Max Eigenmann is such an extraordinary actor, who comes from the Philippines, and we found her through our co-producer there, who put her forward for the role. When she auditioned, there was something about her delivery that made me hear Joy’s words in a different way, and that’s what I was looking for. I needed someone who could interpret the material in their own way, but still keep within the constraints of the story. And because there are certain comedic elements within the story and within her character, I felt she would be able to physically embody that very well, while having the dramatic chops to grapple with the stuff Joy goes through.
And Jaeden is an amazing human being. She was 9 years old when we were filming, and at that point, she had never appeared in a movie ever. Her only acting experience was playing a tree in a Nativity play. I was supposed to shoot a short film with her, and then the pandemic happened, and when the time came, I wanted to engage with her again, but I also wanted to throw the role out there to see if anybody else emerged. And despite everybody else we looked at, Jaeden was still the perfect person for the role. She has an emotional intelligence that I don’t even see in some adults.
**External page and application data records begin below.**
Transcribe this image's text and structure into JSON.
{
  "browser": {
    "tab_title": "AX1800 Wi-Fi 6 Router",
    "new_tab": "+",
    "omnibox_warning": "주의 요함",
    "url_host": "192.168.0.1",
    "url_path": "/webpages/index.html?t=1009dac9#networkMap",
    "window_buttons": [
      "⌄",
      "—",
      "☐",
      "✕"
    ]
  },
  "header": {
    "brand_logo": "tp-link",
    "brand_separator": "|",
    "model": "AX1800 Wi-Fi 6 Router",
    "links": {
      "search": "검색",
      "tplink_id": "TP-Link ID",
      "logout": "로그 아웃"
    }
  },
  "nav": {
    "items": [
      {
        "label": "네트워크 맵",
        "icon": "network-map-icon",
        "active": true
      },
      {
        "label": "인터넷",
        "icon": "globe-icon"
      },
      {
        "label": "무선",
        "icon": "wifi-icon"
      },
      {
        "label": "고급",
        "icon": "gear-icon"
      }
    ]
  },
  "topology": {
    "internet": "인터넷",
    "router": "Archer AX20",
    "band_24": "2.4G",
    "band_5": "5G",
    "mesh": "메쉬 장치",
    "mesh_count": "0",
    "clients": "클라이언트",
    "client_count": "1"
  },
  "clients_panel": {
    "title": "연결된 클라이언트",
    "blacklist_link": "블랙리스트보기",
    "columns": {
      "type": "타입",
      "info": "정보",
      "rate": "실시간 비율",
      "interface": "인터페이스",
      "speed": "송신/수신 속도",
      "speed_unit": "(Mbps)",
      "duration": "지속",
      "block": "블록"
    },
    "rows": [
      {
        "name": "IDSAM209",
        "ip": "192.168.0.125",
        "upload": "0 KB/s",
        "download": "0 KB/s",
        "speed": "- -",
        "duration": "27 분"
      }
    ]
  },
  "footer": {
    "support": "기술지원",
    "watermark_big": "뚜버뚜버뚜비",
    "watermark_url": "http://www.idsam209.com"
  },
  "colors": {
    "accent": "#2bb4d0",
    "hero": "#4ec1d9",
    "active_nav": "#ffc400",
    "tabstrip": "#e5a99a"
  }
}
She’s incredibly intuitive, and she just gives you so much.
Did you have to make sure she wasn’t too scared while making the movie, and not put her in situations that were too upsetting for her?
Yes, absolutely. During one particularly intense sequence at the end, we had to play Spice Girls in the background just to keep things light. Even though she understood the gravity of the scene, the darkness of it was still something that we noticed was affecting her. So we did a lot, especially with our 1st AD, Carlotta Peccoz, who had an amazing way of looking after Jaeden, and being able to read her in a way that allowed me to know when things were going a bit too far. But Jaeden would tell you; she knows how to communicate, and will let you know when she doesn’t feel comfortable with it.
I also loved the visual scheme, where even before the lighting gets Gothic in the second half, every scene in the house looks underlit in a way, like nothing is illuminated as much as it should be. Was that an intentional approach to the cinematography?
Yeah, one of our key references were BARRY LYNDON; we were looking for something very natural-looking, not too overlit, as you say, and to work with what the space was giving us. It was only when the natural light couldn’t quite give us what we were looking for that we would edge it along with reflective boards and things like that. We were quite conscious about overshooting or over-DP-ing a shot. So much of it was storyboarded, and I think Joel Honeywell, my cinematographer, did an extraordinary job of being able to capture what was there in one shot, in one movement. The way the script reads, it has a very specific timing; I wrote this to a metronome, 98 BPM, and he was very aware of that, and did a great job of being able to physically move the camera with the performances and intuit when was the right moment to move it.
Where do you go from here, and do you want to continue exploring these themes in horror in the future?
Absolutely, yes. Blended genre is my jam; it’s something I really love doing, and in terms of what’s next, RAGING GRACE is one of three films in essentially a Rage Trilogy. The second film is called DOMESTIC, and the most I can say now is that it’s an unlikely heist movie that happens in ’90s London. It very much deals with the same kind of thematic elements as RAGING GRACE, which is all about railing against colonialism and challenging old and new white power.
Canadian theater lineup:
Ottawa, Cinestarz St. Laurent
Calgary, Cineplex Chinook
Winnipeg, Cineplex Northgate
Vancouver, Rio Theatre *one night only
Toronto, TIFF Bell Lightbox *one night only including a Q&A with director Paris Zarcilla